This is particularly relevant currently, when pre-pandemic ways of working have often carried over into the new age of hybrid working. Many teams continue to struggle to find quality time to come together to assess what is working and what needs to change, leading to significant frustration building over time.
In practice, it can often take a process such as mediation to create the space, permission and focus to step back from the daily busy-ness of work life and assess what needs to happen next for the betterment of staff as well as the organisation.
For example, ongoing shortages may result in a struggle to recruit new staff. Initially, employees may rally well to cover additional duties. Yet over time, weariness and concern build as it becomes clear that temporary fixes are in practice becoming more permanent fixtures. Coming together as a team with an impartial facilitator can not only address simmering emotions, but also lead to creative conversations that instil confidence and clarity, such as how to experiment with new recruitment strategies and approaches in the fight for staff talent.
The broader impact of conflict resolution
Conflict resolution plays a key role in terms of reducing stress and the impact of unconstructive behaviours in the workplace across healthcare and beyond.
ACAS estimates that 9.7 million employees experienced workplace conflict in the UK in 2018 to 2019 – the most recent year for which data is currently available.
Of those surveyed, 56 per cent reported experiencing stress, depression and/or anxiety and 40 per cent felt less motivated in their respective roles as a result, contributing to significant levels of presenteeism. However, 74 per cent of respondents who underwent mediation stated that their dispute had “been fully or largely resolved”.
Whilst the report authors are deliberately conservative in their conclusions, they are clear in their observation of “a clear link between the wellbeing of employees and organisational effectiveness”.
In conclusion, it’s all about creating the conditions for civility to flourish – promoting workplaces in which trust, mutual understanding and collaboration are the norm for the betterment of all staff as well as patients.
Explore this topic further
- Conflict with colleagues – nipping issues in the bud – MDDUS advice article
- Civility saves lives – MDDUS advice article
- Conducting an interpersonal conflict resolution process – MDDUS Zoom training course
This page was correct at the time of publication.

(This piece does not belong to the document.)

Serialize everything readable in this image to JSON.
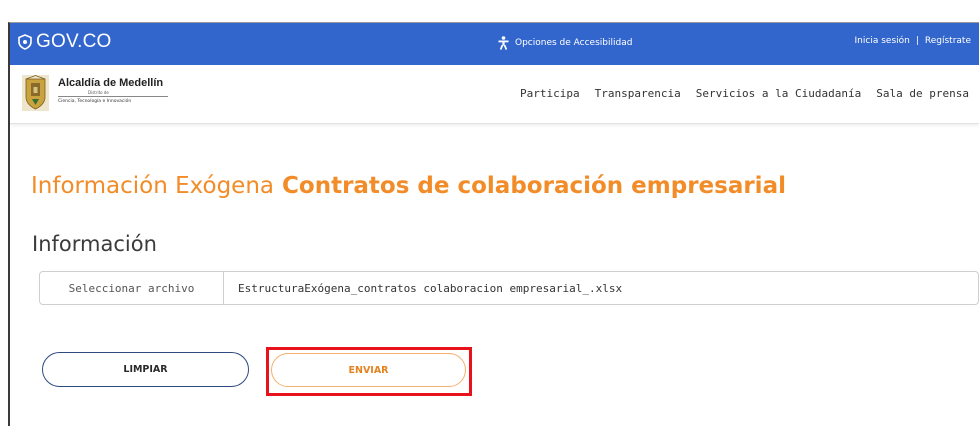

Any guidance is intended as general guidance for members only. If you are a member and need specific advice relating to your own circumstances, please contact one of our advisers.